I also know the stubbornness with which Christians often cling to mis-applying biblical stories: It is obvious to me that Jesus would have found it absurd to apply his teachings in the way that we often do. Jesus and his community had much more in common with Syrian refugees than with the average American Christian.
We are the Romans. We are the Babylonians. We are the Egyptians. We are worried by these troublesome religious newcomers, who have arrived in “our” land after we devastated theirs in our careless effort to maintain a comfortable standard of living. We distrust their religious values, which range on a spectrum whose far end does indeed call for violence against the Empire that we love more than we love God.
Christians, really, should be having the same crisis of loyalty that we often project onto Muslims.
The Future Wall

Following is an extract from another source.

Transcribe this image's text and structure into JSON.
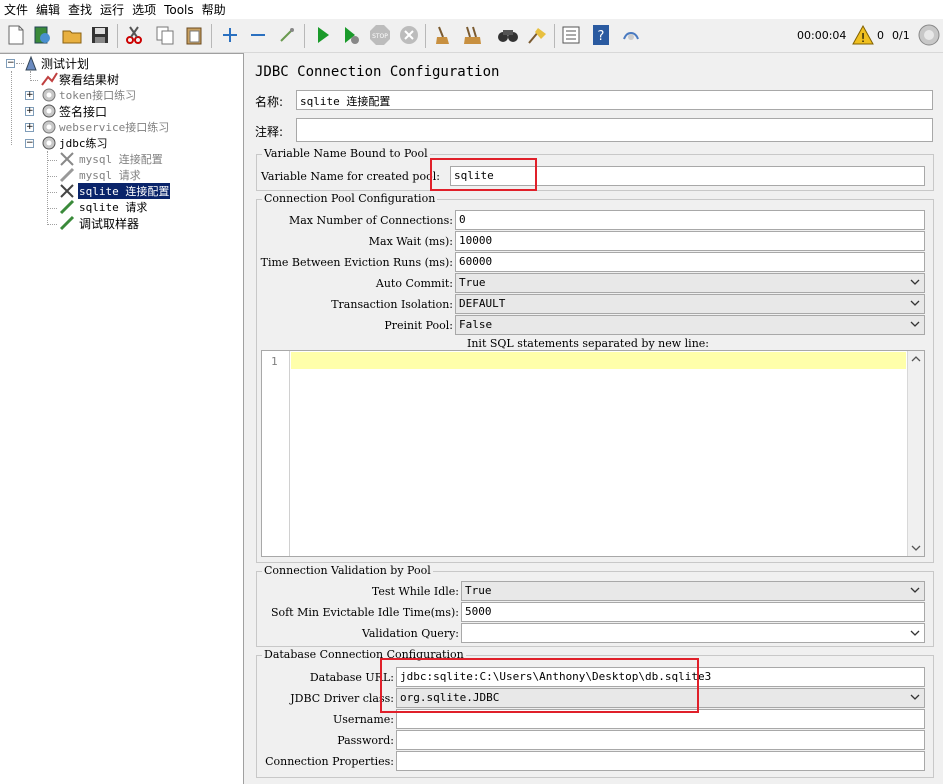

The Nehemiah story can of course be read at face value – used to support the creation of a literal wall. But in that case a better analogy has not yet taken place. The people of the lands formerly called Syria and Iraq may someday have a claim to such a reading. They are still in the early stages of their own Babylonian Exile. They are being violently driven from their burning cities, sometimes picked up and moved to faraway lands where they are viewed with distrust and pressured to assimilate.
If there is a parallel to the Nehemiah story, it is this: God willing, we are laying the groundwork for what will eventually be a rebuilding of the walls of Aleppo, Mosul, Baghdad and Kabul. God willing, someday, when the United States and Russia have finally stopped inflaming regional tensions, there will be a rebuilding. When that finally happens, perhaps there will emerge a Nehemiah character. He or she will return to the land of his or her great-great-great-great-grandparents, to apply community organizing principles to a great and difficult effort of rebirth.

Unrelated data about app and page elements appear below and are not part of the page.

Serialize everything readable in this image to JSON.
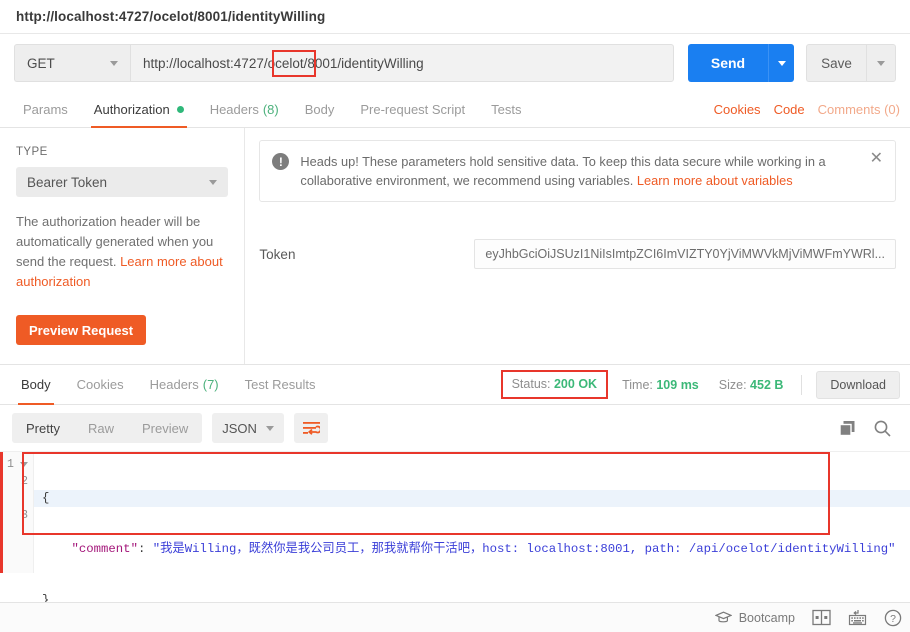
{
  "titlebar": {
    "url": "http://localhost:4727/ocelot/8001/identityWilling"
  },
  "request": {
    "method": "GET",
    "url": "http://localhost:4727/ocelot/8001/identityWilling",
    "url_highlight_fragment": "/8001",
    "send_label": "Send",
    "save_label": "Save",
    "tabs": [
      {
        "label": "Params",
        "count": "",
        "dot": false,
        "active": false
      },
      {
        "label": "Authorization",
        "count": "",
        "dot": true,
        "active": true
      },
      {
        "label": "Headers",
        "count": "(8)",
        "dot": false,
        "active": false
      },
      {
        "label": "Body",
        "count": "",
        "dot": false,
        "active": false
      },
      {
        "label": "Pre-request Script",
        "count": "",
        "dot": false,
        "active": false
      },
      {
        "label": "Tests",
        "count": "",
        "dot": false,
        "active": false
      }
    ],
    "right_links": [
      {
        "label": "Cookies",
        "muted": false
      },
      {
        "label": "Code",
        "muted": false
      },
      {
        "label": "Comments (0)",
        "muted": true
      }
    ]
  },
  "auth": {
    "type_label": "TYPE",
    "type_value": "Bearer Token",
    "description_text": "The authorization header will be automatically generated when you send the request. ",
    "description_link": "Learn more about authorization",
    "preview_button": "Preview Request",
    "notice_icon": "!",
    "notice_text": "Heads up! These parameters hold sensitive data. To keep this data secure while working in a collaborative environment, we recommend using variables. ",
    "notice_link": "Learn more about variables",
    "notice_close": "✕",
    "token_label": "Token",
    "token_value": "eyJhbGciOiJSUzI1NiIsImtpZCI6ImVIZTY0YjViMWVkMjViMWFmYWRl..."
  },
  "response": {
    "tabs": [
      {
        "label": "Body",
        "count": "",
        "active": true
      },
      {
        "label": "Cookies",
        "count": "",
        "active": false
      },
      {
        "label": "Headers",
        "count": "(7)",
        "active": false
      },
      {
        "label": "Test Results",
        "count": "",
        "active": false
      }
    ],
    "status_label": "Status:",
    "status_value": "200 OK",
    "time_label": "Time:",
    "time_value": "109 ms",
    "size_label": "Size:",
    "size_value": "452 B",
    "download_label": "Download",
    "format_tabs": [
      {
        "label": "Pretty",
        "active": true
      },
      {
        "label": "Raw",
        "active": false
      },
      {
        "label": "Preview",
        "active": false
      }
    ],
    "language": "JSON",
    "body": {
      "line1_number": "1",
      "line1_text": "{",
      "line2_number": "2",
      "line2_key": "\"comment\"",
      "line2_colon": ": ",
      "line2_value": "\"我是Willing，既然你是我公司员工，那我就帮你干活吧，host: localhost:8001, path: /api/ocelot/identityWilling\"",
      "line3_number": "3",
      "line3_text": "}"
    }
  },
  "statusbar": {
    "bootcamp_label": "Bootcamp"
  },
  "colors": {
    "accent_orange": "#ef5b25",
    "send_blue": "#1a7ff1",
    "status_green": "#3cb878",
    "annotation_red": "#e8362b",
    "json_string_blue": "#3b3fd8",
    "json_key_magenta": "#a4177a"
  }
}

Right now, we are not even to Ezra. Rather, we are generations earlier, at the fall of Jerusalem (2 Chron 36:17-21) and the beginning of a long and dark chapter of the story.
Meanwhile, let us pray that the Muslims of find a safe land to wait out their own exile, hopefully keeping their families and identities intact. And more importantly, let us welcome them as fellow children of God, with open arms.